EXTRACTED DATA →
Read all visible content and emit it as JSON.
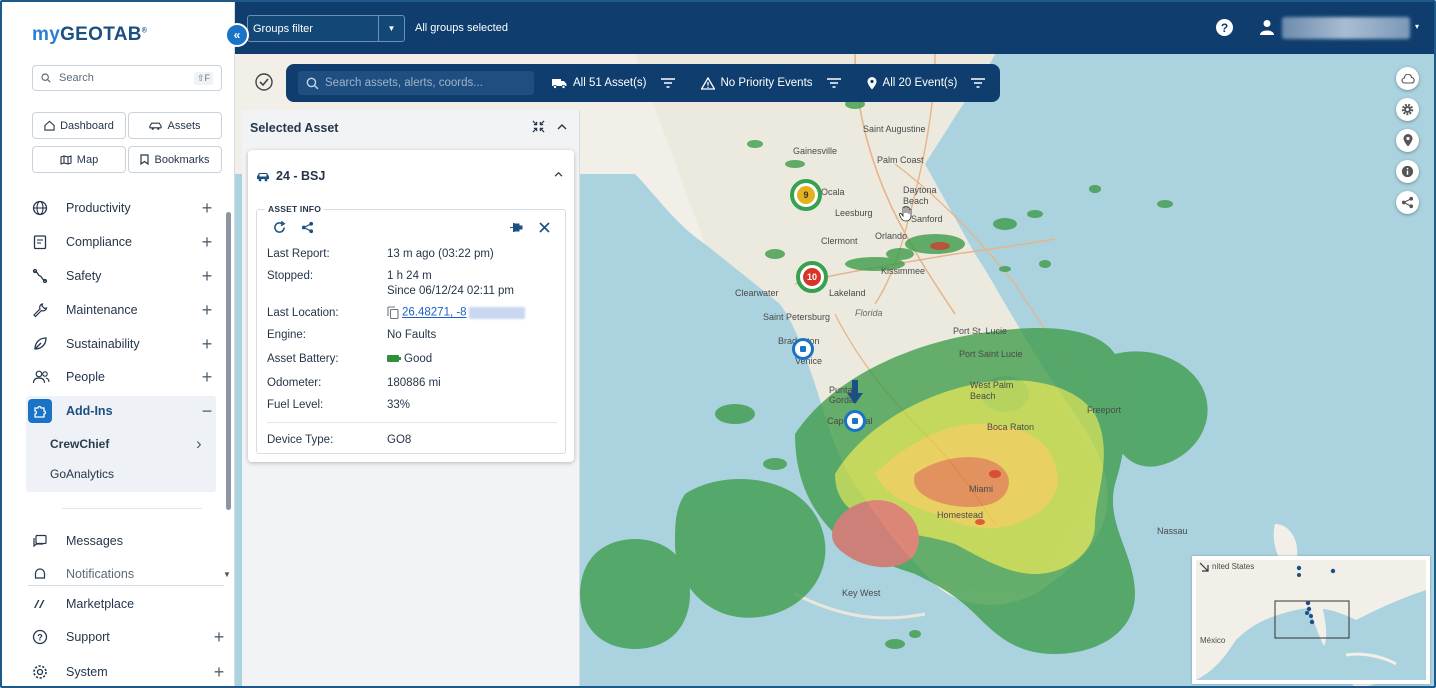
{
  "app": {
    "logo_prefix": "my",
    "logo_suffix": "GEOTAB",
    "logo_tm": "®"
  },
  "sidebar": {
    "search_label": "Search",
    "search_shortcut": "⇧F",
    "quick_buttons": [
      {
        "label": "Dashboard",
        "icon": "home-icon"
      },
      {
        "label": "Assets",
        "icon": "car-icon"
      },
      {
        "label": "Map",
        "icon": "map-icon"
      },
      {
        "label": "Bookmarks",
        "icon": "bookmark-icon"
      }
    ],
    "nav": [
      {
        "label": "Productivity",
        "icon": "globe-icon",
        "toggle": "+"
      },
      {
        "label": "Compliance",
        "icon": "clipboard-icon",
        "toggle": "+"
      },
      {
        "label": "Safety",
        "icon": "road-icon",
        "toggle": "+"
      },
      {
        "label": "Maintenance",
        "icon": "wrench-icon",
        "toggle": "+"
      },
      {
        "label": "Sustainability",
        "icon": "leaf-icon",
        "toggle": "+"
      },
      {
        "label": "People",
        "icon": "people-icon",
        "toggle": "+"
      },
      {
        "label": "Add-Ins",
        "icon": "puzzle-icon",
        "toggle": "−"
      }
    ],
    "addins": [
      {
        "label": "CrewChief",
        "chevron": "›"
      },
      {
        "label": "GoAnalytics"
      }
    ],
    "bottom_nav": [
      {
        "label": "Messages",
        "icon": "message-icon"
      },
      {
        "label": "Notifications",
        "icon": "bell-icon"
      },
      {
        "label": "Marketplace",
        "icon": "marketplace-icon"
      },
      {
        "label": "Support",
        "icon": "help-circle-icon",
        "toggle": "+"
      },
      {
        "label": "System",
        "icon": "gear-icon",
        "toggle": "+"
      }
    ],
    "collapse_glyph": "«"
  },
  "topbar": {
    "groups_filter_label": "Groups filter",
    "groups_status": "All groups selected",
    "help_glyph": "?",
    "user_caret": "▾"
  },
  "map_toolbar": {
    "search_placeholder": "Search assets, alerts, coords...",
    "assets_label": "All 51 Asset(s)",
    "priority_label": "No Priority Events",
    "events_label": "All 20 Event(s)"
  },
  "selected_asset": {
    "panel_title": "Selected Asset",
    "asset_name": "24 - BSJ",
    "section_title": "ASSET INFO",
    "rows": [
      {
        "label": "Last Report:",
        "value": "13 m ago (03:22 pm)"
      },
      {
        "label": "Stopped:",
        "value": "1 h 24 m",
        "value2": "Since 06/12/24 02:11 pm"
      },
      {
        "label": "Last Location:",
        "value": "26.48271, -8"
      },
      {
        "label": "Engine:",
        "value": "No Faults"
      },
      {
        "label": "Asset Battery:",
        "value": "Good"
      },
      {
        "label": "Odometer:",
        "value": "180886 mi"
      },
      {
        "label": "Fuel Level:",
        "value": "33%"
      },
      {
        "label": "Device Type:",
        "value": "GO8"
      }
    ]
  },
  "clusters": [
    {
      "count": "9",
      "color": "#e3b21d"
    },
    {
      "count": "10",
      "color": "#d7352a"
    }
  ],
  "map_places": [
    "Saint Augustine",
    "Palm Coast",
    "Gainesville",
    "Ocala",
    "Daytona Beach",
    "Leesburg",
    "Sanford",
    "Clermont",
    "Orlando",
    "Kissimmee",
    "Clearwater",
    "Lakeland",
    "Saint Petersburg",
    "Florida",
    "Bradenton",
    "Venice",
    "Port St. Lucie",
    "Port Saint Lucie",
    "West Palm Beach",
    "Boca Raton",
    "Punta Gorda",
    "Cape Coral",
    "Miami",
    "Homestead",
    "Nassau",
    "Key West",
    "Freeport"
  ],
  "minimap": {
    "label_us": "nited States",
    "label_mx": "México"
  },
  "colors": {
    "brand_dark": "#0f3e6e",
    "brand_blue": "#1a74c6",
    "good_green": "#2f8f3b"
  }
}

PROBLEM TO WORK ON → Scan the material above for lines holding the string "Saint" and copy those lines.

EXERCISE ANSWER →
    "Saint Augustine",
    "Saint Petersburg",
    "Port Saint Lucie",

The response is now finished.